Research released this week found that more Australian teenagers are viewing porn and doing so at a younger age than ever before. The study conducted by Burnet Institute researcher Dr Megan Lim found almost all young Australian men frequently watched porn and that this behaviour was starting at younger age, 13 for boys, 16 for girls and at quite high frequency


Dr Lim surveyed more than 940 young people found that around 80 per cent of young men said they watched weekly, and among the women who watched pornography, nearly two-thirds viewed at least monthly.


More worryingly she discovered a link between pornography use, mental health problems and becoming sexually active at a younger age. The problem is that what the researchers they have uncovered is an association between watching pornography more frequently and poor mental health, though Dr Lim can’t say from this study if one is causing the other.

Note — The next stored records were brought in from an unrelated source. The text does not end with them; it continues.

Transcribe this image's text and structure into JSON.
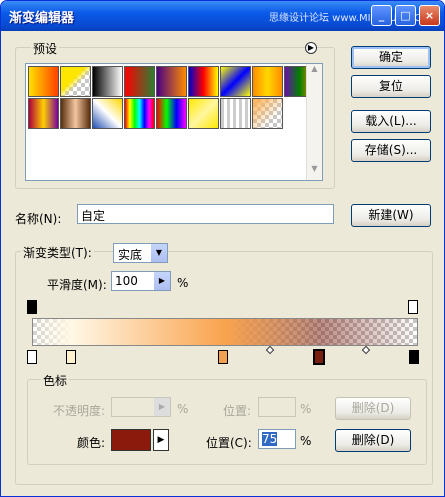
{
  "window": {
    "title": "渐变编辑器",
    "watermark": "思缘设计论坛 www.MISSYUAN.COM"
  },
  "presets": {
    "label": "预设",
    "menu_icon": "circle-arrow-right-icon",
    "swatches": [
      "linear-gradient(90deg,#ffe000,#ff4000)",
      "linear-gradient(135deg,#ffe600 40%,transparent 60%)",
      "linear-gradient(90deg,#000,#fff)",
      "linear-gradient(90deg,#ff0000,#2e7d32)",
      "linear-gradient(90deg,#4b0082,#ff8c00)",
      "linear-gradient(90deg,#0000cc,#ff0000,#ffff00)",
      "linear-gradient(135deg,#ff0,#00f 50%,#ff0)",
      "linear-gradient(90deg,#ff8c00,#ffd700,#ff8c00)",
      "linear-gradient(90deg,#6a0dad,#008000,#ff8c00)",
      "linear-gradient(90deg,#b0003a,#ffd000,#7a0099)",
      "linear-gradient(90deg,#5a2d0c,#f4c7a1,#5a2d0c)",
      "linear-gradient(45deg,#1e50b4,#fff,#ffd700)",
      "linear-gradient(90deg,#f00,#ff0,#0f0,#0ff,#00f,#f0f,#f00)",
      "linear-gradient(90deg,#f00,#0f0,#00f,#f0f)",
      "linear-gradient(135deg,#ffe900,#fff6a0,#ffe900)",
      "repeating-linear-gradient(90deg,#ccc 0 3px,#fff 3px 6px)",
      "linear-gradient(135deg,#ffb050 0%,transparent 70%)"
    ]
  },
  "buttons": {
    "ok": "确定",
    "reset": "复位",
    "load": "载入(L)...",
    "save": "存储(S)...",
    "new": "新建(W)"
  },
  "name": {
    "label": "名称(N):",
    "value": "自定"
  },
  "gradient_type": {
    "label": "渐变类型(T):",
    "value": "实底"
  },
  "smoothness": {
    "label": "平滑度(M):",
    "value": "100",
    "unit": "%"
  },
  "bar": {
    "colors": [
      "#fff8e6",
      "#f9a34d",
      "#7a1f10"
    ]
  },
  "color_stops_group": {
    "label": "色标",
    "opacity_label": "不透明度:",
    "opacity_unit": "%",
    "position_label_1": "位置:",
    "position_unit_1": "%",
    "delete_label_1": "删除(D)",
    "color_label": "颜色:",
    "color_value": "#8b1a0c",
    "position_label_2": "位置(C):",
    "position_value": "75",
    "position_unit_2": "%",
    "delete_label_2": "删除(D)"
  }
}
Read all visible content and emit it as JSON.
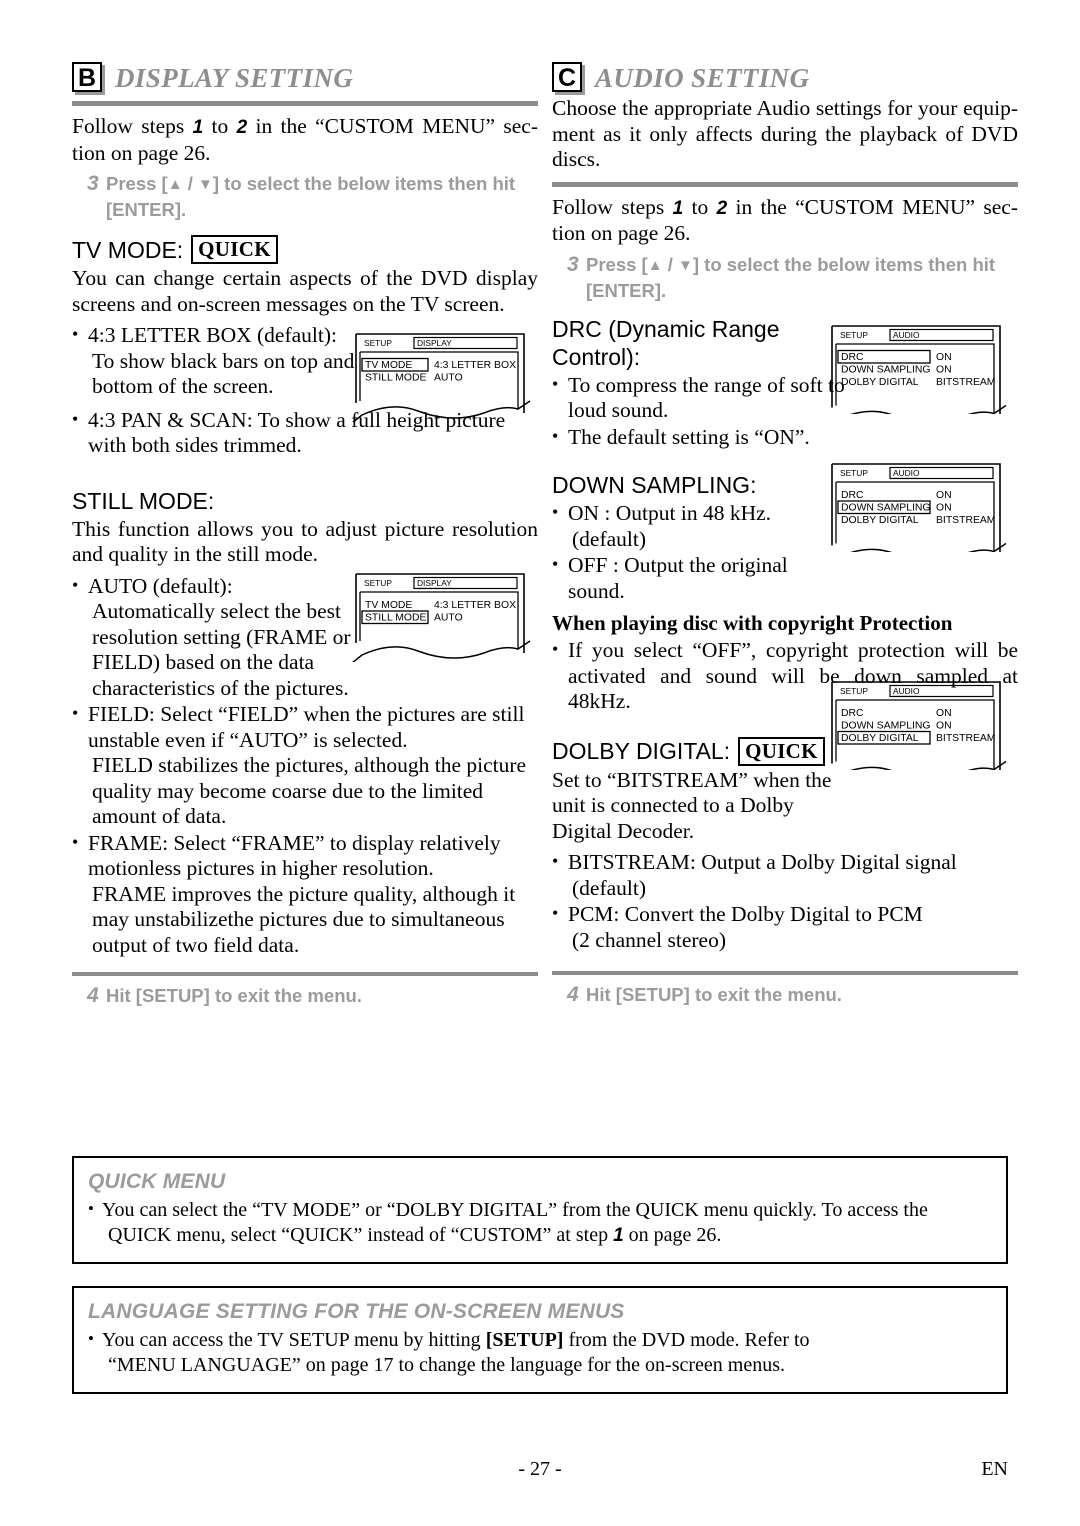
{
  "sections": {
    "display": {
      "badge": "B",
      "title": "DISPLAY SETTING",
      "intro_pre": "Follow steps ",
      "intro_n1": "1",
      "intro_mid": " to ",
      "intro_n2": "2",
      "intro_post": " in the “CUSTOM MENU” sec-tion on page 26.",
      "step3_num": "3",
      "step3_text_a": "Press [",
      "step3_up": "▲",
      "step3_slash": " / ",
      "step3_down": "▼",
      "step3_text_b": "] to select the below items then hit [ENTER].",
      "tv_mode_label": "TV MODE:",
      "tv_mode_tag": "QUICK",
      "tv_mode_body": "You can change certain aspects of the DVD display screens and on-screen messages on the TV screen.",
      "tv_mode_bullets": [
        {
          "main": "4:3 LETTER BOX (default):",
          "sub": "To show black bars on top and bottom of the screen."
        },
        {
          "main": "4:3 PAN & SCAN: To show a full height picture with both sides trimmed.",
          "sub": ""
        }
      ],
      "still_mode_label": "STILL MODE:",
      "still_mode_body": "This function allows you to adjust picture resolution and quality in the still mode.",
      "still_mode_bullets": [
        {
          "main": "AUTO (default):",
          "sub": "Automatically select the best resolution setting (FRAME or FIELD) based on the data characteristics of the pictures."
        },
        {
          "main": "FIELD: Select “FIELD” when the pictures are still unstable even if “AUTO” is selected.",
          "sub": "FIELD stabilizes the pictures, although the picture quality may become coarse due to the limited amount of data."
        },
        {
          "main": "FRAME: Select “FRAME” to display relatively motionless pictures in higher resolution.",
          "sub": "FRAME improves the picture quality, although it may unstabilizethe pictures due to simultaneous output of two field data."
        }
      ],
      "step4_num": "4",
      "step4_text": "Hit [SETUP] to exit the menu."
    },
    "audio": {
      "badge": "C",
      "title": "AUDIO SETTING",
      "lead": "Choose the appropriate Audio settings for your equip-ment as it only affects during the playback of DVD discs.",
      "intro_pre": "Follow steps ",
      "intro_n1": "1",
      "intro_mid": " to ",
      "intro_n2": "2",
      "intro_post": " in the “CUSTOM MENU” sec-tion on page 26.",
      "step3_num": "3",
      "step3_text_a": "Press [",
      "step3_up": "▲",
      "step3_slash": " / ",
      "step3_down": "▼",
      "step3_text_b": "] to select the below items then hit [ENTER].",
      "drc_label": "DRC (Dynamic Range Control):",
      "drc_bullets": [
        "To compress the range of soft to loud sound.",
        "The default setting is “ON”."
      ],
      "down_label": "DOWN SAMPLING:",
      "down_bullets": [
        {
          "main": "ON : Output in 48 kHz.",
          "sub": "(default)"
        },
        {
          "main": "OFF : Output the original sound.",
          "sub": ""
        }
      ],
      "copyright_head": "When playing disc with copyright Protection",
      "copyright_bullet": "If you select “OFF”, copyright protection will be activated and sound will be down sampled at 48kHz.",
      "dolby_label": "DOLBY DIGITAL:",
      "dolby_tag": "QUICK",
      "dolby_body": "Set to “BITSTREAM” when the unit is connected to a Dolby Digital Decoder.",
      "dolby_bullets": [
        {
          "main": "BITSTREAM: Output a Dolby Digital signal",
          "sub": "(default)"
        },
        {
          "main": "PCM: Convert the Dolby Digital to PCM",
          "sub": "(2 channel stereo)"
        }
      ],
      "step4_num": "4",
      "step4_text": "Hit [SETUP] to exit the menu."
    }
  },
  "screens": {
    "display_tvmode": {
      "setup": "SETUP",
      "menu": "DISPLAY",
      "rows": [
        {
          "name": "TV MODE",
          "value": "4:3 LETTER BOX",
          "selected": true
        },
        {
          "name": "STILL MODE",
          "value": "AUTO",
          "selected": false
        }
      ]
    },
    "display_stillmode": {
      "setup": "SETUP",
      "menu": "DISPLAY",
      "rows": [
        {
          "name": "TV MODE",
          "value": "4:3 LETTER BOX",
          "selected": false
        },
        {
          "name": "STILL MODE",
          "value": "AUTO",
          "selected": true
        }
      ]
    },
    "audio_drc": {
      "setup": "SETUP",
      "menu": "AUDIO",
      "rows": [
        {
          "name": "DRC",
          "value": "ON",
          "selected": true
        },
        {
          "name": "DOWN SAMPLING",
          "value": "ON",
          "selected": false
        },
        {
          "name": "DOLBY DIGITAL",
          "value": "BITSTREAM",
          "selected": false
        }
      ]
    },
    "audio_down": {
      "setup": "SETUP",
      "menu": "AUDIO",
      "rows": [
        {
          "name": "DRC",
          "value": "ON",
          "selected": false
        },
        {
          "name": "DOWN SAMPLING",
          "value": "ON",
          "selected": true
        },
        {
          "name": "DOLBY DIGITAL",
          "value": "BITSTREAM",
          "selected": false
        }
      ]
    },
    "audio_dolby": {
      "setup": "SETUP",
      "menu": "AUDIO",
      "rows": [
        {
          "name": "DRC",
          "value": "ON",
          "selected": false
        },
        {
          "name": "DOWN SAMPLING",
          "value": "ON",
          "selected": false
        },
        {
          "name": "DOLBY DIGITAL",
          "value": "BITSTREAM",
          "selected": true
        }
      ]
    }
  },
  "quick_menu_box": {
    "heading": "QUICK MENU",
    "line1": "You can select the “TV MODE” or “DOLBY DIGITAL” from the QUICK menu quickly. To access the",
    "line2_pre": "QUICK menu, select “QUICK” instead of “CUSTOM” at step ",
    "line2_num": "1",
    "line2_post": " on page 26."
  },
  "language_box": {
    "heading": "LANGUAGE SETTING FOR THE ON-SCREEN MENUS",
    "line1_pre": "You can access the TV SETUP menu by hitting ",
    "line1_bold": "[SETUP]",
    "line1_post": " from the DVD mode. Refer to",
    "line2": "“MENU LANGUAGE” on page 17 to change the language for the on-screen menus."
  },
  "footer": {
    "page": "- 27 -",
    "lang": "EN"
  }
}
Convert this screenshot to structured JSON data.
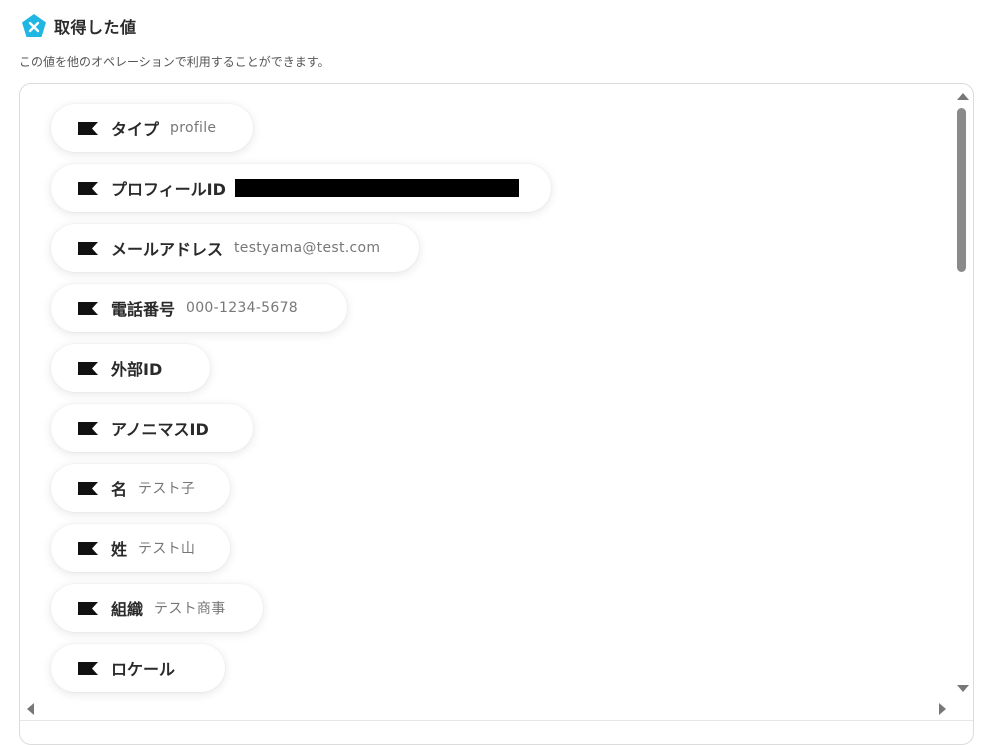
{
  "header": {
    "title": "取得した値",
    "icon": "yoom-x-pentagon-icon",
    "icon_color": "#1fb6e4"
  },
  "subtitle": "この値を他のオペレーションで利用することができます。",
  "items": [
    {
      "label": "タイプ",
      "value": "profile"
    },
    {
      "label": "プロフィールID",
      "value": "",
      "redacted": true
    },
    {
      "label": "メールアドレス",
      "value": "testyama@test.com"
    },
    {
      "label": "電話番号",
      "value": "000-1234-5678"
    },
    {
      "label": "外部ID",
      "value": ""
    },
    {
      "label": "アノニマスID",
      "value": ""
    },
    {
      "label": "名",
      "value": "テスト子"
    },
    {
      "label": "姓",
      "value": "テスト山"
    },
    {
      "label": "組織",
      "value": "テスト商事"
    },
    {
      "label": "ロケール",
      "value": ""
    }
  ]
}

The study found young people identifying as lesbian, gay, bisexual, transgender, intersex, and queer watched pornography more frequently and from a younger age.


It has been said for a while that online porn is Australia’s leading sex educator and this study has important implications for parents and schools as it is reasonable to assume that this must be having an influence on young people’s sexual development. The problem is that what our young people are watching has nothing to with respectful relationships.


At the Family Peace Foundation we believe that we need to challenge the facets of our culture that support the attitudes, behaviours and practices that are contained in this explicit online material. Pornography has nothing to do with the values that the Foundation cherishes such as love, intimacy and most importantly consent. It also doesn’t feature safe sexual practices, it puts zero emphases on emotional connection, and creates expectations about people’s bodies that are completely unrealistic.

The Family Peace Foundation believes that respectful relationships education builds the skills of young Australians to reject aggressive behaviour, sexualisation, discrimination and gender stereotyping, and develop equal and respectful relationships. It’s challenging to talk to young people about sex and relationships,  but this new research has demonstrated what has changed in recent years is young people’s access to a wider and wider range of messaging on sex and relationships, online and in popular culture, much of which is far from positive.

To learn what to say to your children about pornography go to